» **Try it**
Go over the listing that follows and work out how many lines have the string "show"; reply with the number by itself.
◇ ◇ ◇ ◇ ◇
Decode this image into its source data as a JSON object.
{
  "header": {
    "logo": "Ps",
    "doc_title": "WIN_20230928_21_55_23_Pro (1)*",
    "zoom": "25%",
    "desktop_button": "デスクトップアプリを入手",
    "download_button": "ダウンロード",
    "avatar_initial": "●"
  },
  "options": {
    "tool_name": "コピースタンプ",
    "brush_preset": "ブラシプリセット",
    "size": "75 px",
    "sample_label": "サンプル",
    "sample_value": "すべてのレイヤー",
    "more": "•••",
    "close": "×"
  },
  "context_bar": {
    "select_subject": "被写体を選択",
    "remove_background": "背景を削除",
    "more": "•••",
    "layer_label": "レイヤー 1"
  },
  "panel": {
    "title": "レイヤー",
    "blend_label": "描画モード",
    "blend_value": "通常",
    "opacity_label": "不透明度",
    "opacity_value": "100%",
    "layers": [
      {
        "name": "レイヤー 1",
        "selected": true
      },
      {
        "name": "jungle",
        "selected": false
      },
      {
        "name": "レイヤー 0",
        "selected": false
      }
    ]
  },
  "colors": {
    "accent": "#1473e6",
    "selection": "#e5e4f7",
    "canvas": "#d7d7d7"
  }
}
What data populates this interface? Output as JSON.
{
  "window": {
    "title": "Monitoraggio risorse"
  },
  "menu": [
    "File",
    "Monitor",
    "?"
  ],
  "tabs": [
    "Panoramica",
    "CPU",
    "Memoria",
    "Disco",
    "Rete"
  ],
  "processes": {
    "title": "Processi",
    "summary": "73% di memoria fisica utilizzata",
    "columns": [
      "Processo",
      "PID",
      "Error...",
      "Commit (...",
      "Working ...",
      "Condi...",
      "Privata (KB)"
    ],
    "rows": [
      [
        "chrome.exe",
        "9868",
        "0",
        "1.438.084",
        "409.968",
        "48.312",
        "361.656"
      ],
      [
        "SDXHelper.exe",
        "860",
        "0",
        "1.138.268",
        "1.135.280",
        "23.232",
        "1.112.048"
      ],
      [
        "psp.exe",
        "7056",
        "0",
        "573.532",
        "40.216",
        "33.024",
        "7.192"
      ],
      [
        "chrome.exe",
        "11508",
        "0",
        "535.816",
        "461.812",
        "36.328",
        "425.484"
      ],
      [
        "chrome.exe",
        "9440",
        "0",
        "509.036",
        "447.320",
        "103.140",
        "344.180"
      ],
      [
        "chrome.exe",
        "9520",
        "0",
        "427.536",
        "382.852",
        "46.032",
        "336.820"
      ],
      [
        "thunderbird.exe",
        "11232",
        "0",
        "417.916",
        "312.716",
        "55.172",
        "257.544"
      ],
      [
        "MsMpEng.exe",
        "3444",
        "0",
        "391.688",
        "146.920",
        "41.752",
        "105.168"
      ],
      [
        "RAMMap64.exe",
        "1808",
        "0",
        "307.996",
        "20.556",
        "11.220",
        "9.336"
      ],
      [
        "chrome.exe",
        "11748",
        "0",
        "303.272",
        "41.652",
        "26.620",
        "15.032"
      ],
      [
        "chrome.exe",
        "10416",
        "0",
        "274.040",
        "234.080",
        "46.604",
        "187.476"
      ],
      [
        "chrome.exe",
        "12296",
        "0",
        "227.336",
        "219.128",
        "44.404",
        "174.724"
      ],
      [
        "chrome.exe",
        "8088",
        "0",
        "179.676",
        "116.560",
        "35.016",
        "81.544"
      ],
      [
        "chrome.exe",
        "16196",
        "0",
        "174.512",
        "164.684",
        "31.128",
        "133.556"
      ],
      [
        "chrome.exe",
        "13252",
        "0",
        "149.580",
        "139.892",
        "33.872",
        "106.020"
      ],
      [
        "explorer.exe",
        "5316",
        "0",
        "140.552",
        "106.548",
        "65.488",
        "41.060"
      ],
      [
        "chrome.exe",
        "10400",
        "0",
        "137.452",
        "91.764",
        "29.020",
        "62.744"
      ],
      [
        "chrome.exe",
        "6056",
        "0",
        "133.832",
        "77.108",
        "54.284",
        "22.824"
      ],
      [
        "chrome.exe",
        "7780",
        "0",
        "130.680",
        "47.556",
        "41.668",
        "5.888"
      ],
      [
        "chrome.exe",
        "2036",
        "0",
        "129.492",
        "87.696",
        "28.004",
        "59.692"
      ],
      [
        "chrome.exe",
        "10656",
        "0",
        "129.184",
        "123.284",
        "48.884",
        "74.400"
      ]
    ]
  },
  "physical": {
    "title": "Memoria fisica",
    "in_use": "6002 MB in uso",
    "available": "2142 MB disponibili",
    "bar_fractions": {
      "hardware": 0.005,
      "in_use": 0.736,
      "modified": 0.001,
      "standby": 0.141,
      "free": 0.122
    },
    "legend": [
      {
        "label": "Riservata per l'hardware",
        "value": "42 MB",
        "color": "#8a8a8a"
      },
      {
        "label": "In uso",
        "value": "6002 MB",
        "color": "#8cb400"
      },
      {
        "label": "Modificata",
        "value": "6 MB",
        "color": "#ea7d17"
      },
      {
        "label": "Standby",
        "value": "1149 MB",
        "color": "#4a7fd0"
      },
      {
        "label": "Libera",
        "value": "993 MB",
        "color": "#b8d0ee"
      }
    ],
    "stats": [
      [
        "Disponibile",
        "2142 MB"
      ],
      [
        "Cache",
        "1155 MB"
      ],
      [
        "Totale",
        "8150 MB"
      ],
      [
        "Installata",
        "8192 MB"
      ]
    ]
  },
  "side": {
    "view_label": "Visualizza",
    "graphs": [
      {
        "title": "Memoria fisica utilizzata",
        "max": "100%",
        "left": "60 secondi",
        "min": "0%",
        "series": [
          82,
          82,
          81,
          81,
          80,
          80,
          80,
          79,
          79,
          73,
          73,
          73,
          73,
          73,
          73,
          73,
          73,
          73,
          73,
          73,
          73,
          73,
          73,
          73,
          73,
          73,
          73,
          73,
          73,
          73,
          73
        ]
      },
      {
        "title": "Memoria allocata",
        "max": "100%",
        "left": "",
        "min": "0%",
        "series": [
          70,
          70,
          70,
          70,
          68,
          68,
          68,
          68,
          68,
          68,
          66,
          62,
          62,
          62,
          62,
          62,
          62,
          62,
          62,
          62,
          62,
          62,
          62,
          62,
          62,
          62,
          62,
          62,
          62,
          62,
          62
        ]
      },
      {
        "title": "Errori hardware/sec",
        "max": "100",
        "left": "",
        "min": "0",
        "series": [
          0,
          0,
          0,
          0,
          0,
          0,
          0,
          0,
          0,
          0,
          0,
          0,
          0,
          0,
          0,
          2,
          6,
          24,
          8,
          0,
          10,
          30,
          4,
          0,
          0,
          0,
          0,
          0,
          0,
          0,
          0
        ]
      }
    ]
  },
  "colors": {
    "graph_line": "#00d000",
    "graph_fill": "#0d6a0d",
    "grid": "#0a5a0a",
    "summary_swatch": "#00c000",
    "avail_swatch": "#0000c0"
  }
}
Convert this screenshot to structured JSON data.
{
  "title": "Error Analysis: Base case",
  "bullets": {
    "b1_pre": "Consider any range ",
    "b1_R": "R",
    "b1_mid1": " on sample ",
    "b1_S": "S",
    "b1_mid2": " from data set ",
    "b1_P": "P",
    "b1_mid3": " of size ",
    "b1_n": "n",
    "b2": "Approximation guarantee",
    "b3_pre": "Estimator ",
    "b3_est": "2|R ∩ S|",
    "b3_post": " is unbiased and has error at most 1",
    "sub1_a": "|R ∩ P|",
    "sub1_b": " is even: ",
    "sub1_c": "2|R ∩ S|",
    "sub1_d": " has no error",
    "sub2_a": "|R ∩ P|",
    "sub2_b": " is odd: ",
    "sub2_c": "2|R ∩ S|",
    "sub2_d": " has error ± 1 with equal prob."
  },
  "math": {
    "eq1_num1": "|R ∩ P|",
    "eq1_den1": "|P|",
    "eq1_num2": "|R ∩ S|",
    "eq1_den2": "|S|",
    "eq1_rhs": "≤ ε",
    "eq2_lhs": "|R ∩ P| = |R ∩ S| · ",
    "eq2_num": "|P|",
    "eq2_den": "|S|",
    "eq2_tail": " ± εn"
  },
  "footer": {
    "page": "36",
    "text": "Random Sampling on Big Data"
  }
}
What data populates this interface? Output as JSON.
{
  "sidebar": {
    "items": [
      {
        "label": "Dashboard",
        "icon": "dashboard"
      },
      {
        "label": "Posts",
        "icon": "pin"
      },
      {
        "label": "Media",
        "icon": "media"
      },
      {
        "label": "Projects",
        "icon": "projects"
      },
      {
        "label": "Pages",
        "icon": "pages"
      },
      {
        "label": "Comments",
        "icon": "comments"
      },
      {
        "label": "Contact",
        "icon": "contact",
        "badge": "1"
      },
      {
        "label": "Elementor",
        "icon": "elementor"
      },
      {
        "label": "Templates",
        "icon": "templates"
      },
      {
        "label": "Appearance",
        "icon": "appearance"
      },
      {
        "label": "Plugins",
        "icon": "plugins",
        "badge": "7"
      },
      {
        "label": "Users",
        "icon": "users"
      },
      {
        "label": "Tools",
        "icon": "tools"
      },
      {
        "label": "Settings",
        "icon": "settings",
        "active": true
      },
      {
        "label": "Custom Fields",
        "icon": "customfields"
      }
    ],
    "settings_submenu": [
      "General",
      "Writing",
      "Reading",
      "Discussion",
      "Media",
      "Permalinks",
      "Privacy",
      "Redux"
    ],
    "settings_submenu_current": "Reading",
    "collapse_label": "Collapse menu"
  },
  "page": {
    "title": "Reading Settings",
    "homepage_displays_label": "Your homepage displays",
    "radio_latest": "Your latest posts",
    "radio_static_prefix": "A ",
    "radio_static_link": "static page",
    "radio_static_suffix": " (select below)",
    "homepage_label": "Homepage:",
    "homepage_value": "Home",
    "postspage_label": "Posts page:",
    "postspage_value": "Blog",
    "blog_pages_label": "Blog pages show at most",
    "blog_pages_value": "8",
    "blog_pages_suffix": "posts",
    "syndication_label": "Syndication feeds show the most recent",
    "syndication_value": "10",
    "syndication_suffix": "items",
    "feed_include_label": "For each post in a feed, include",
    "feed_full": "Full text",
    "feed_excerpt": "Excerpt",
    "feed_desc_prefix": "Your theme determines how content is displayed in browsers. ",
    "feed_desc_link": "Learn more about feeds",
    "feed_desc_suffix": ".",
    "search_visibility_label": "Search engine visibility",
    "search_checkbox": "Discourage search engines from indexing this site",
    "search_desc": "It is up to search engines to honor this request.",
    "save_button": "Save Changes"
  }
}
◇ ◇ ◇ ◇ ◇
» **Exercise solution**
2